Scan the entries below and extract each line with the word "name" in it.

• [Component data from apps and pages]:
╔══

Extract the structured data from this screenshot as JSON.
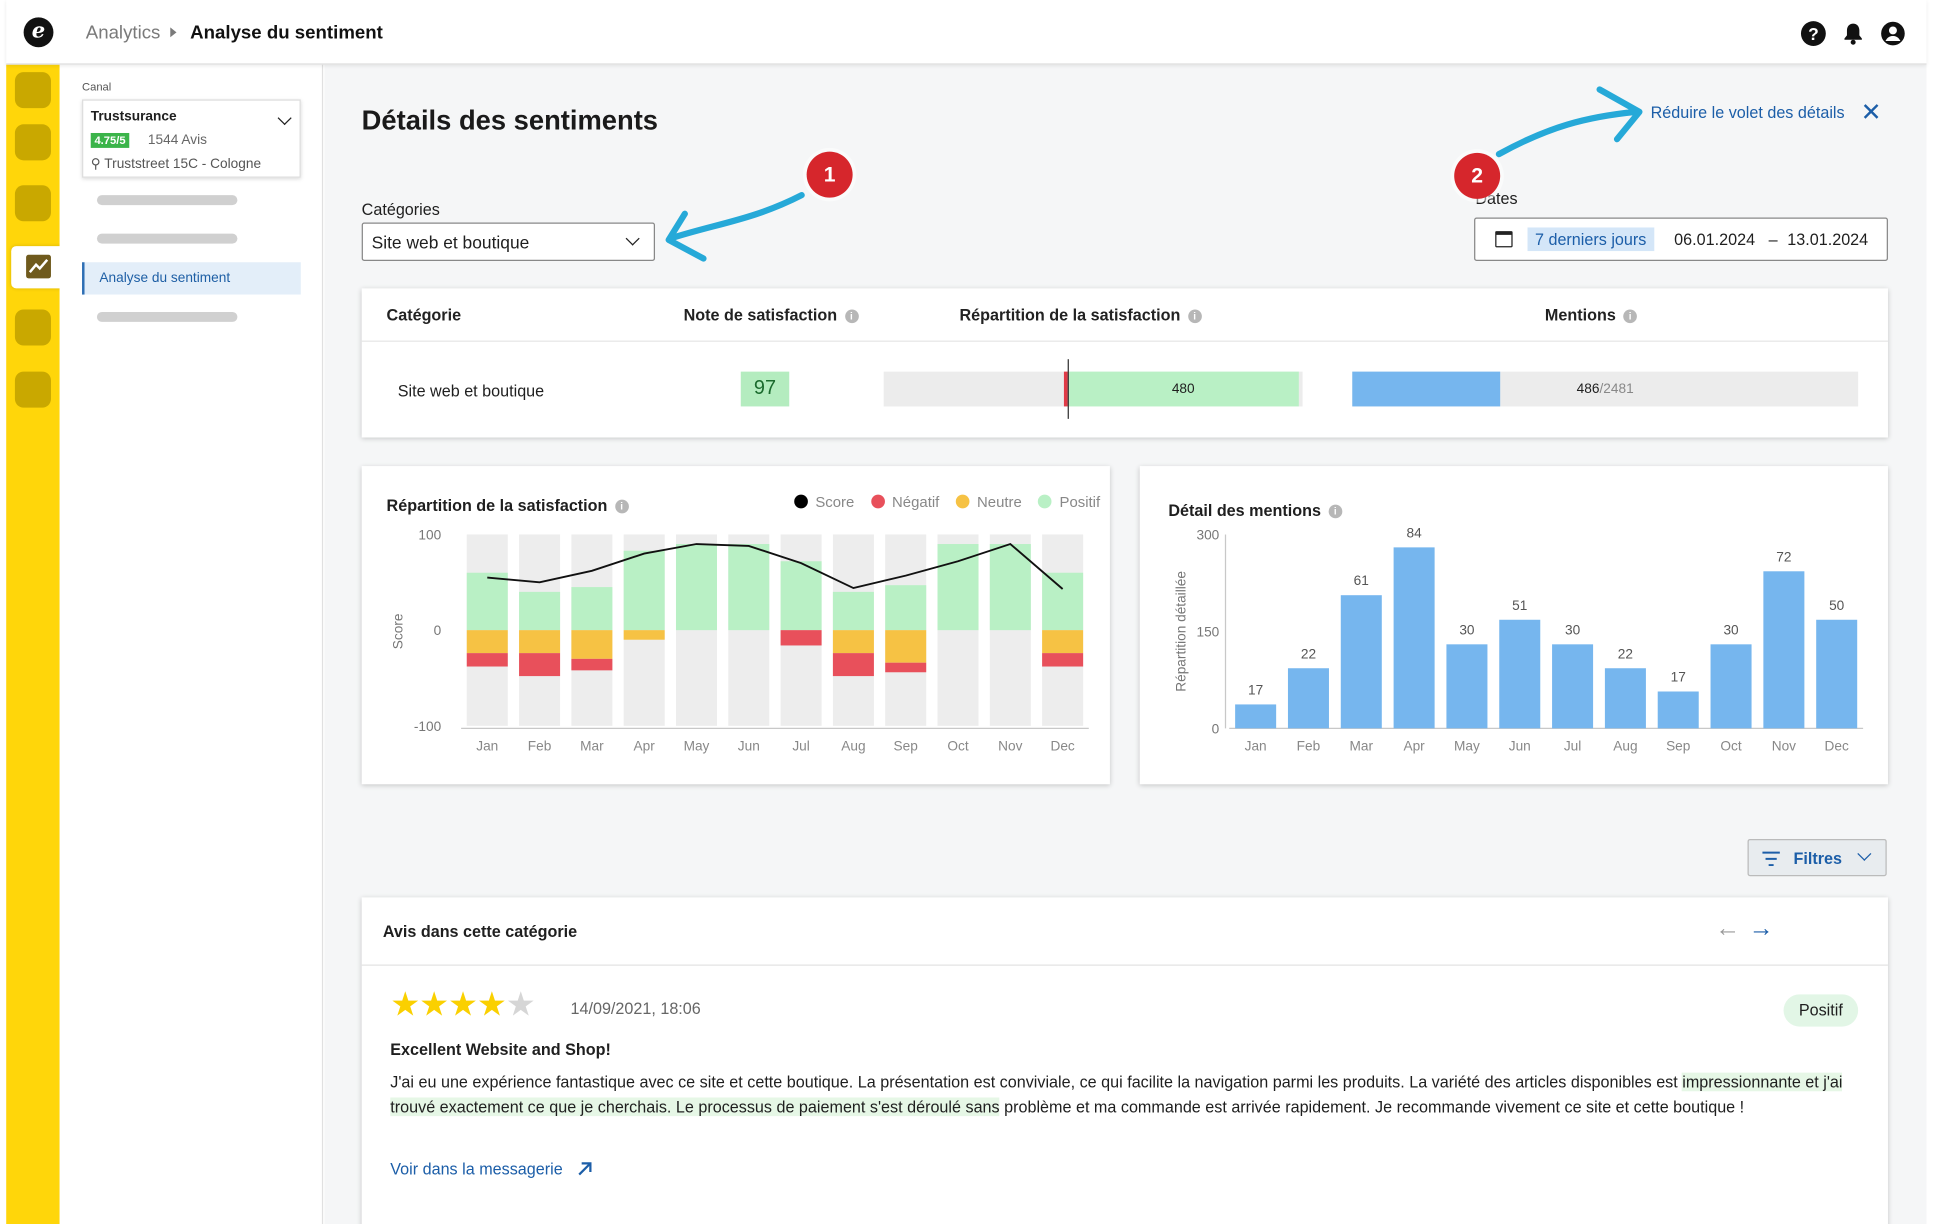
{
  "app": {
    "logo_letter": "e",
    "breadcrumb": {
      "parent": "Analytics",
      "current": "Analyse du sentiment"
    },
    "top_icons": [
      "help-icon",
      "bell-icon",
      "account-icon"
    ]
  },
  "colors": {
    "rail": "#ffd60a",
    "accent": "#1c5ea8",
    "positive": "#b9f0c5",
    "negative": "#e8505b",
    "neutral": "#f6c244",
    "mentions": "#76b6ee",
    "annotation": "#d6262c"
  },
  "sidebar": {
    "channel_label": "Canal",
    "channel": {
      "name": "Trustsurance",
      "rating": "4.75/5",
      "reviews": "1544 Avis",
      "address": "Truststreet 15C - Cologne"
    },
    "active_item": "Analyse du sentiment"
  },
  "page": {
    "title": "Détails des sentiments",
    "collapse_label": "Réduire le volet des détails",
    "categories_label": "Catégories",
    "category_value": "Site web et boutique",
    "dates_label": "Dates",
    "date_preset": "7 derniers jours",
    "date_from": "06.01.2024",
    "date_sep": "–",
    "date_to": "13.01.2024",
    "annotations": [
      "1",
      "2"
    ]
  },
  "table": {
    "headers": {
      "category": "Catégorie",
      "score": "Note de satisfaction",
      "distribution": "Répartition de la satisfaction",
      "mentions": "Mentions"
    },
    "row": {
      "category": "Site web et boutique",
      "score": "97",
      "positive_count": "480",
      "mentions": "486",
      "mentions_total": "/2481",
      "negative_fraction": 0.01,
      "mentions_fraction": 0.196
    }
  },
  "satisfaction_chart": {
    "title": "Répartition de la satisfaction",
    "legend": {
      "score": "Score",
      "negative": "Négatif",
      "neutral": "Neutre",
      "positive": "Positif"
    }
  },
  "mentions_chart": {
    "title": "Détail des mentions"
  },
  "chart_data": [
    {
      "type": "bar",
      "title": "Répartition de la satisfaction",
      "ylabel": "Score",
      "ylim": [
        -100,
        100
      ],
      "y_ticks": [
        100,
        0,
        -100
      ],
      "categories": [
        "Jan",
        "Feb",
        "Mar",
        "Apr",
        "May",
        "Jun",
        "Jul",
        "Aug",
        "Sep",
        "Oct",
        "Nov",
        "Dec"
      ],
      "series": [
        {
          "name": "Positif",
          "values": [
            60,
            40,
            45,
            83,
            90,
            90,
            72,
            40,
            47,
            90,
            90,
            60
          ]
        },
        {
          "name": "Neutre",
          "values": [
            -24,
            -24,
            -30,
            -10,
            0,
            0,
            0,
            -24,
            -34,
            0,
            0,
            -24
          ]
        },
        {
          "name": "Négatif",
          "values": [
            -14,
            -24,
            -12,
            0,
            0,
            0,
            -16,
            -24,
            -10,
            0,
            0,
            -14
          ]
        },
        {
          "name": "Score",
          "type": "line",
          "values": [
            55,
            50,
            62,
            80,
            90,
            88,
            70,
            44,
            57,
            72,
            90,
            43
          ]
        }
      ]
    },
    {
      "type": "bar",
      "title": "Détail des mentions",
      "ylabel": "Répartition détaillée",
      "ylim": [
        0,
        300
      ],
      "y_ticks": [
        300,
        150,
        0
      ],
      "categories": [
        "Jan",
        "Feb",
        "Mar",
        "Apr",
        "May",
        "Jun",
        "Jul",
        "Aug",
        "Sep",
        "Oct",
        "Nov",
        "Dec"
      ],
      "values": [
        17,
        22,
        61,
        84,
        30,
        51,
        30,
        22,
        17,
        30,
        72,
        50
      ],
      "series": [
        {
          "name": "",
          "values": [
            17,
            22,
            61,
            84,
            30,
            51,
            30,
            22,
            17,
            30,
            72,
            50
          ],
          "display": [
            17,
            22,
            61,
            84,
            30,
            51,
            30,
            22,
            17,
            30,
            72,
            50
          ]
        }
      ],
      "display_values": [
        17,
        22,
        61,
        84,
        30,
        51,
        30,
        22,
        17,
        30,
        72,
        50
      ],
      "bar_values": [
        37,
        93,
        206,
        280,
        130,
        168,
        130,
        93,
        57,
        130,
        243,
        168
      ]
    }
  ],
  "filters": {
    "label": "Filtres"
  },
  "reviews": {
    "title": "Avis dans cette catégorie",
    "prev_arrow": "←",
    "next_arrow": "→",
    "item": {
      "stars": 4,
      "max_stars": 5,
      "date": "14/09/2021, 18:06",
      "sentiment": "Positif",
      "title": "Excellent Website and Shop!",
      "body_start": "J'ai eu une expérience fantastique avec ce site et cette boutique. La présentation est conviviale, ce qui facilite la navigation parmi les produits. La variété des articles disponibles est ",
      "body_highlight": "impressionnante et j'ai trouvé exactement ce que je cherchais. Le processus de paiement s'est déroulé sans",
      "body_end": " problème et ma commande est arrivée rapidement. Je recommande vivement ce site et cette boutique !",
      "link": "Voir dans la messagerie"
    }
  }
}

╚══

• [EXERCISE OUTPUT]:
      "name": "Trustsurance",
          "name": "Positif",
          "name": "Neutre",
          "name": "Négatif",
          "name": "Score",
          "name": "",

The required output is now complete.